(THE RECORDS)

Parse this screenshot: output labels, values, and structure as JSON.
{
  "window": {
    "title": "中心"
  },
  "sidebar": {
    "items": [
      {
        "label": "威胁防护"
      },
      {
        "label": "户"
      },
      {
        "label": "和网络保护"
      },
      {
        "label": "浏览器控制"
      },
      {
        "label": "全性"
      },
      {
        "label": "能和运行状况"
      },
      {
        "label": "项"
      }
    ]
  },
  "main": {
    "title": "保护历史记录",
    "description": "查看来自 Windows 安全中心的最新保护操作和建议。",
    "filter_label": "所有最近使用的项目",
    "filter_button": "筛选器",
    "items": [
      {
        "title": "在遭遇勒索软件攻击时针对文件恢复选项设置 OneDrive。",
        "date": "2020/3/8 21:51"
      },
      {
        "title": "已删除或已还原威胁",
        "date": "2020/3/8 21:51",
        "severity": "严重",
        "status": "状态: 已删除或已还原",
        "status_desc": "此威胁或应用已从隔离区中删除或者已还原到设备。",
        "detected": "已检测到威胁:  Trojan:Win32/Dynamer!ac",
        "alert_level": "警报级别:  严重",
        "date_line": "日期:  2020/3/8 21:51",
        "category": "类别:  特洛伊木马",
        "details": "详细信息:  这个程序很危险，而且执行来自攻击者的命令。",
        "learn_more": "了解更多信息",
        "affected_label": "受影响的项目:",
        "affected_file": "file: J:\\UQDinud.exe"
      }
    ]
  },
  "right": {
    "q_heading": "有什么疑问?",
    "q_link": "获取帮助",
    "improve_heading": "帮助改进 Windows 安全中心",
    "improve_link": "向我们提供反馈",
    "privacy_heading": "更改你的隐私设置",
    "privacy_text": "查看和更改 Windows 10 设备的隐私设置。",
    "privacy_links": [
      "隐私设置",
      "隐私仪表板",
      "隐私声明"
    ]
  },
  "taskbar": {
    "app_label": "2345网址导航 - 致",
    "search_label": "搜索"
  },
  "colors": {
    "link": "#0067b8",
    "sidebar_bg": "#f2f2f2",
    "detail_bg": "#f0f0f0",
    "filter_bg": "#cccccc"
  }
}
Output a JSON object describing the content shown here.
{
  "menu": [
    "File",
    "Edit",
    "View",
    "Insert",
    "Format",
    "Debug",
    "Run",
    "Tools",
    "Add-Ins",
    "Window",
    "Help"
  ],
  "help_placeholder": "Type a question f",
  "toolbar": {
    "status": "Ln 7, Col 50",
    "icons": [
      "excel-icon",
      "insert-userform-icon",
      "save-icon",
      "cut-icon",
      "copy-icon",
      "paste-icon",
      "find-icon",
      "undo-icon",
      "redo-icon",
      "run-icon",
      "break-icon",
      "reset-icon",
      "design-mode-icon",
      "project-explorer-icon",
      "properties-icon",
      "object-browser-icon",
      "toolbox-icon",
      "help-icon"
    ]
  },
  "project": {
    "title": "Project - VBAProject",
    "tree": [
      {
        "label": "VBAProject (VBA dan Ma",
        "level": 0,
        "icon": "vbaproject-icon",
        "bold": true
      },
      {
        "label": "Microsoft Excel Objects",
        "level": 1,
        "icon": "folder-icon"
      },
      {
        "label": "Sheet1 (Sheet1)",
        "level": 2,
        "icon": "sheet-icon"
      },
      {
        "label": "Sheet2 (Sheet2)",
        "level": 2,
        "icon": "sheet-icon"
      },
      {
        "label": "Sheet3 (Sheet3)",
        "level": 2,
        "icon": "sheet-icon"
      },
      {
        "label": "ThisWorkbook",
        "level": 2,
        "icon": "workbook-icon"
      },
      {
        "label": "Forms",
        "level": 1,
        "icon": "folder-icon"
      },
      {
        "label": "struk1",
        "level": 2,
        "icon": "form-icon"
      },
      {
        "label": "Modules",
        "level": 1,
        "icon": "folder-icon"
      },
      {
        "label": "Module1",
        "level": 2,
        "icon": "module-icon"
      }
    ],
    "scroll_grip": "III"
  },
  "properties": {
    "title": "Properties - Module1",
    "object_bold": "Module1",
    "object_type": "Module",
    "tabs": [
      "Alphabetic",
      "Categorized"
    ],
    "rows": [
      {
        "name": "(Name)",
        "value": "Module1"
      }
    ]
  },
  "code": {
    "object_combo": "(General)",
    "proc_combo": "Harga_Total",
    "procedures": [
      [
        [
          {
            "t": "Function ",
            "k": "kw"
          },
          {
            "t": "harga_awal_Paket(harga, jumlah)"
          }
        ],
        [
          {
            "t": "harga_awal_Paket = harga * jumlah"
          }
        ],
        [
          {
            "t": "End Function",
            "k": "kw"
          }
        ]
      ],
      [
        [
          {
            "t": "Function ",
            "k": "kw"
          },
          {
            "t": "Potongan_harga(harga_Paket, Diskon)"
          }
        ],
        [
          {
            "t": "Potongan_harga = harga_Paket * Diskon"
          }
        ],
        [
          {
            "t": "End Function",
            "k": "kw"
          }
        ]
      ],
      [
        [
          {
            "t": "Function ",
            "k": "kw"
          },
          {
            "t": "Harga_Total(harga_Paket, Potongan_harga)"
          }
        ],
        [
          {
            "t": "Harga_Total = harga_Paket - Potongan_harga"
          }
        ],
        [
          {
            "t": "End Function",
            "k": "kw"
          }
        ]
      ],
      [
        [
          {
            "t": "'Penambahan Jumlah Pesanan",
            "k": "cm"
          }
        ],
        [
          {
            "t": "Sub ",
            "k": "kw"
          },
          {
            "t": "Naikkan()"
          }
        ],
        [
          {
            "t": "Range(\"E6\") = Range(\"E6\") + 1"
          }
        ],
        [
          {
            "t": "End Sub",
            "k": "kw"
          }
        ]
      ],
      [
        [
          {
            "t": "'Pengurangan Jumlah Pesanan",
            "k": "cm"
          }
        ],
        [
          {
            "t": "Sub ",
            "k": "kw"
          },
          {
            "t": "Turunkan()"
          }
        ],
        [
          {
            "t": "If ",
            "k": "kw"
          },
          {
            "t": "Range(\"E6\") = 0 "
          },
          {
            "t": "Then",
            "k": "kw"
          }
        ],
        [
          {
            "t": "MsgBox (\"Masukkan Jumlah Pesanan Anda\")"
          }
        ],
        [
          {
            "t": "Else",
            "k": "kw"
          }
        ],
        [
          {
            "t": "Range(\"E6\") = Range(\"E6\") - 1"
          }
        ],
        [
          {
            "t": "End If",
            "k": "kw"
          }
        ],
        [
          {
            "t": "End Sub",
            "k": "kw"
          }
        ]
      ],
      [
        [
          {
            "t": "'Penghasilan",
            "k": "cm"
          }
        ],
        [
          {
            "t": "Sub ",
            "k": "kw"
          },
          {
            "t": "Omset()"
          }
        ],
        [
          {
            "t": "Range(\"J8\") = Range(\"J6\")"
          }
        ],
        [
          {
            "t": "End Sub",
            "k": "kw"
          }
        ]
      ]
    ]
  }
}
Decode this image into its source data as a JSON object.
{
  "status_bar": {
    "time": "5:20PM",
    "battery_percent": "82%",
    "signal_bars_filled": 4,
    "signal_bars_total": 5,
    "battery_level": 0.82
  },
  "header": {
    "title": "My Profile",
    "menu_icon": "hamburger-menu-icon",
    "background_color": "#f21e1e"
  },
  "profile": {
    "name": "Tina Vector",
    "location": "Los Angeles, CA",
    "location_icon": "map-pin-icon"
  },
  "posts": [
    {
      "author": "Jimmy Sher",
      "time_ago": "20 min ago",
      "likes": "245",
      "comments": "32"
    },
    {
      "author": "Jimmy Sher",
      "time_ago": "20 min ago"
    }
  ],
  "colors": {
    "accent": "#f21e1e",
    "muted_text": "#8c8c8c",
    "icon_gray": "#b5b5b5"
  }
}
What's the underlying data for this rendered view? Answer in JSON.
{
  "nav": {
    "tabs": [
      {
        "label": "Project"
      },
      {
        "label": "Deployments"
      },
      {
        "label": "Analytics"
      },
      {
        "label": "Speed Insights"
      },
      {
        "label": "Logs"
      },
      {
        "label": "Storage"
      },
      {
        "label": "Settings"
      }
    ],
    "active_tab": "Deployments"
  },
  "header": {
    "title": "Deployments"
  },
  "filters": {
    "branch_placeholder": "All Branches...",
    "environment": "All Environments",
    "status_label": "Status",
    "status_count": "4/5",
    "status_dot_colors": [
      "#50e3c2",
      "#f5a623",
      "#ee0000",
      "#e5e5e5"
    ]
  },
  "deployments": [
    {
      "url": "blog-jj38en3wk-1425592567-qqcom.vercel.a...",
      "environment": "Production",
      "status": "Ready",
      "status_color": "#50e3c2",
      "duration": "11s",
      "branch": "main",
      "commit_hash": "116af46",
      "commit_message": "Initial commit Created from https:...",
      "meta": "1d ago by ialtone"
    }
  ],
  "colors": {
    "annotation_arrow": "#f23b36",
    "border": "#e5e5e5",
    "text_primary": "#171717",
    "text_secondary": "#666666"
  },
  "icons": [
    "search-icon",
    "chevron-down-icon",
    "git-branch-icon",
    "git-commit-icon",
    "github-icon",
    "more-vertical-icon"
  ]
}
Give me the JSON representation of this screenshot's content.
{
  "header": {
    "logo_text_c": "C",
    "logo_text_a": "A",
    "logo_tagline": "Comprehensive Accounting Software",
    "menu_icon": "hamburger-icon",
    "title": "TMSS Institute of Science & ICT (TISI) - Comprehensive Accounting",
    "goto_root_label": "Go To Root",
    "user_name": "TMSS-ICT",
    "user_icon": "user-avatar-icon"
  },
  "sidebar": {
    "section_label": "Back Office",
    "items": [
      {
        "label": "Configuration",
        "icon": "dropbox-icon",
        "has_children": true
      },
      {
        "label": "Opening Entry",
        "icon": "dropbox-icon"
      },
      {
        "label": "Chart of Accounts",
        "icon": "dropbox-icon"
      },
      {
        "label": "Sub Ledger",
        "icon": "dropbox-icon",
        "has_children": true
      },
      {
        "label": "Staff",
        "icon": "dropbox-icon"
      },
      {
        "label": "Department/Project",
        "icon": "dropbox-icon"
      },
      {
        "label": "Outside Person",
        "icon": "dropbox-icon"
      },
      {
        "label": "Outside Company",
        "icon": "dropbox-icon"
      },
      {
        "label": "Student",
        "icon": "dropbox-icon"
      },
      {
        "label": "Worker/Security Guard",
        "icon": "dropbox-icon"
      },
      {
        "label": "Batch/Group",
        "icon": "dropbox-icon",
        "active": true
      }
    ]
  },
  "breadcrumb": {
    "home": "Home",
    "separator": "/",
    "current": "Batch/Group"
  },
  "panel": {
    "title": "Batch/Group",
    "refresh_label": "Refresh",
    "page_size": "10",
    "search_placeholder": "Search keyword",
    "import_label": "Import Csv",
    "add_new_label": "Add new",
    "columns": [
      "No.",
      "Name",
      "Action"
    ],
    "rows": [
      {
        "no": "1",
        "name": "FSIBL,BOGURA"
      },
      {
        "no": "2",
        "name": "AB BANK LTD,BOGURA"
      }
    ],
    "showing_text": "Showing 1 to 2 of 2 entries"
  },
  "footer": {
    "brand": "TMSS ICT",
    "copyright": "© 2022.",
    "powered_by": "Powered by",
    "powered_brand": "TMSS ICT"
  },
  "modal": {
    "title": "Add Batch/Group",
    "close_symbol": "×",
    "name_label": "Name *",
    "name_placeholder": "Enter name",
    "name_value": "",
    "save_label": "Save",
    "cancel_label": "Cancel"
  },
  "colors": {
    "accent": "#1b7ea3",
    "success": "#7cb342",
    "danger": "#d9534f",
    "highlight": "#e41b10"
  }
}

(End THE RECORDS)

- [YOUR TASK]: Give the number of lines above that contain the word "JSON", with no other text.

- [PROBLEM SOLUTION]: 5